Here's the issue I have with stuff like this. Doug's clearly gets that there are ways to reach consumers/people/your target/whatever with media in smart ways. The problem is that that's where the smarts end. Not to knock Doug—I'm sure he's a great guy—but this is what I keep seeing time and time again. Self-professed social media experts that promise to "provide vision and guidance needed to navigate the waters of social media, digital marketing and influence."

OK. a) That's just a lot of meaningless words you jumbled together. If that's the kind of masterful command of the social landscape I can expect from you, I'm better off without help.
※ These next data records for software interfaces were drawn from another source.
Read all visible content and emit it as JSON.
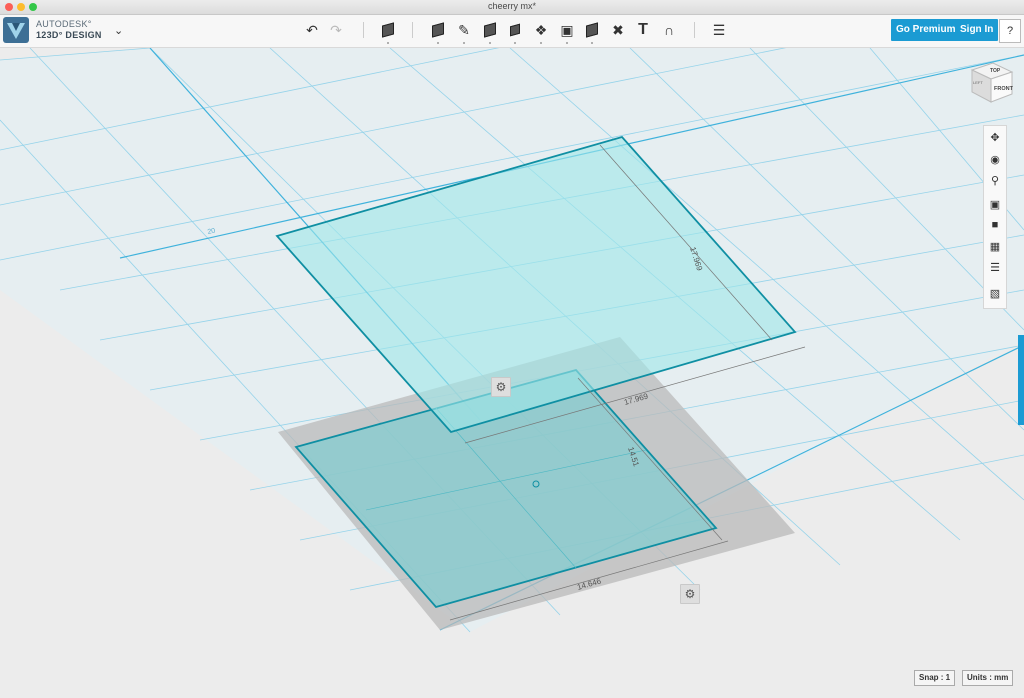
{
  "window": {
    "title": "cheerry mx*"
  },
  "brand": {
    "line1": "AUTODESK°",
    "line2": "123D° DESIGN"
  },
  "toolbar": {
    "undo_icon": "undo-icon",
    "redo_icon": "redo-icon",
    "tools": [
      "new-object",
      "primitives",
      "sketch",
      "construct",
      "modify",
      "pattern",
      "grouping",
      "combine",
      "measure",
      "text",
      "snap",
      "material"
    ],
    "go_premium_label": "Go Premium",
    "sign_in_label": "Sign In",
    "help_label": "?"
  },
  "viewcube": {
    "top": "TOP",
    "front": "FRONT",
    "left": "LEFT"
  },
  "scene": {
    "grid_label": "20",
    "upper_width": "17.969",
    "upper_depth": "17.969",
    "lower_width": "14.646",
    "lower_depth": "14.51"
  },
  "status": {
    "snap": "Snap : 1",
    "units": "Units : mm"
  },
  "colors": {
    "accent": "#1b9bd3",
    "sketch_fill": "#8ee3e5",
    "sketch_edge": "#0f8fa3",
    "grid": "#7ccbe6"
  }
}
And 2) Anyone with a laptop and an internet connection, you should be their own social media expert. As advertisers it's our job to understand this sort of thing. I'm sick of hearing all this BS from people who's only goal is to follow as many people as they can on Twitter just so they'll get followed back. It's the same sort of people that sit in coffee shops yammering loudly about branding and the Starbucks model and how their start-up will leverage intelligent marketing. (Also an experience today.) Good people don't talk about how good they are. They just make kickass work and let that speak for them.

Marketing is empty without creative. Sure. You can talk at people with your entire ad budget or masterful "navigation of the waters of social media" until you're a deep, purpley blue. But if your breath still stinks, everyone's going to turn away. Media and marketing are not ideas in and of themselves. Surprising, creative work supported by great media ideas are. Just because you can tweet doesn't mean you always should.
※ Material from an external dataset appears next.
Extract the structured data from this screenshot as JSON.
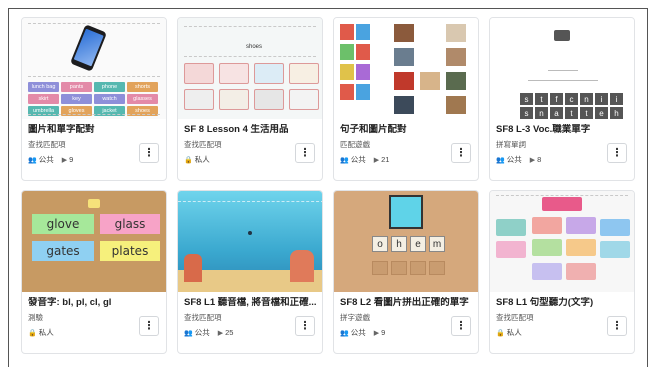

I remember seeing an article recently about why advertising creatives are so antagonistic toward these social media experts. I can't find it now, but it's true obviously true that we are. I'll be 100% honest when I say I scoff at most. Not because I feel superior. I just don't see their necessity yet. Until I see one wildly successful campaign (or heck, even anything of note) created by a social media expert, I'm going to hold that opinion. And I loved to be proved wrong. Seriously. Maybe I'm being ignorant here. So please, if you know something I don't know, clue me in.

I'm not threatened or scared of them like the article said. Just annoyed. Like when I see a banner ad with George Washington booty shaking in front of a list of all 50 states telling me I can save on my car insurance.

As I was navigating ole Dougy's page, another banner of his popped up.

Where's the third to make this thing a full-blown campaign?

Ha. Just found the third.

Thursday, June 4, 2009

What Website?

Agencies have gotten leaps and bounds more innovative over the last year or so with their websites. After all, doing work for yourself is sort of the dream. You're the client. If you like it, it's going to run. Guaranteed.

One of the biggest trends has been the move away from the labor-intensive and usability-crushing Flashturbation extravaganzas of past years. Instead we've seen the reemergence of HTML-based sites. Easier to navigate and update, they provide more function over form—which is really the model the web has embraced.

Still, agencies are coming up with some killer ways to make their sites engaging and really surprising. The best example is Modernista!'s overlay site, which recently won a Gold Pencil, along with a straight rip-off courtesy of the folks at and Skittles.

Well, here's another brilliant stroke, the Boone Oakley website.

Don't be fooled. That's not a video about the website. That is the website. Contained all within a series of YouTube videos, it provides a showcase of work and navigation within the video itself. It screams all kinds of smart and has garnered over 100,000 views in just a few days, even cracking the Viral Video Chart around the 14 position. It's not a sustainable model or one that others should replicate, but it's something brand damn new that will surely work wonders for a little shop based out of Charlotte, NC. Cheers, guys.